======== Supplied material

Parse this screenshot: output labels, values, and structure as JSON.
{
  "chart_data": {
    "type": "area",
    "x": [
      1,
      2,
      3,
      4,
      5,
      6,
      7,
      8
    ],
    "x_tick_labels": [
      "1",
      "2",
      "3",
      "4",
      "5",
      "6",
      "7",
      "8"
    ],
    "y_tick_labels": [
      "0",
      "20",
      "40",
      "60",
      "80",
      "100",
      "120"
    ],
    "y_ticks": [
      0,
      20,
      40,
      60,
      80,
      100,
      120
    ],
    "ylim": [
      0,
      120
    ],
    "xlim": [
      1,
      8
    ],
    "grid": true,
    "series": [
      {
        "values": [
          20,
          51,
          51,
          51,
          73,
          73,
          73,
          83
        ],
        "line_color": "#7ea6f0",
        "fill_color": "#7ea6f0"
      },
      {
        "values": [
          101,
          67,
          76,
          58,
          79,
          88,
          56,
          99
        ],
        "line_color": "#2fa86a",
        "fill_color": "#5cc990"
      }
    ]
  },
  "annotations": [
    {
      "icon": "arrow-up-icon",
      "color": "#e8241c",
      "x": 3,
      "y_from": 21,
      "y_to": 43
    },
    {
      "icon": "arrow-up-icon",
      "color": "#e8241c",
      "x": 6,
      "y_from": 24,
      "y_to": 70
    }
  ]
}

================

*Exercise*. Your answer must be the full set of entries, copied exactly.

*Answer for this exercise*.
Parse this screenshot: output labels, values, and structure as JSON.
{
  "chart_data": {
    "type": "area",
    "x": [
      1,
      2,
      3,
      4,
      5,
      6,
      7,
      8
    ],
    "x_tick_labels": [
      "1",
      "2",
      "3",
      "4",
      "5",
      "6",
      "7",
      "8"
    ],
    "y_tick_labels": [
      "0",
      "20",
      "40",
      "60",
      "80",
      "100",
      "120"
    ],
    "y_ticks": [
      0,
      20,
      40,
      60,
      80,
      100,
      120
    ],
    "ylim": [
      0,
      120
    ],
    "xlim": [
      1,
      8
    ],
    "grid": true,
    "series": [
      {
        "values": [
          20,
          51,
          51,
          51,
          73,
          73,
          73,
          83
        ],
        "line_color": "#7ea6f0",
        "fill_color": "#7ea6f0"
      },
      {
        "values": [
          101,
          67,
          76,
          58,
          79,
          88,
          56,
          99
        ],
        "line_color": "#2fa86a",
        "fill_color": "#5cc990"
      }
    ]
  },
  "annotations": [
    {
      "icon": "arrow-up-icon",
      "color": "#e8241c",
      "x": 3,
      "y_from": 21,
      "y_to": 43
    },
    {
      "icon": "arrow-up-icon",
      "color": "#e8241c",
      "x": 6,
      "y_from": 24,
      "y_to": 70
    }
  ]
}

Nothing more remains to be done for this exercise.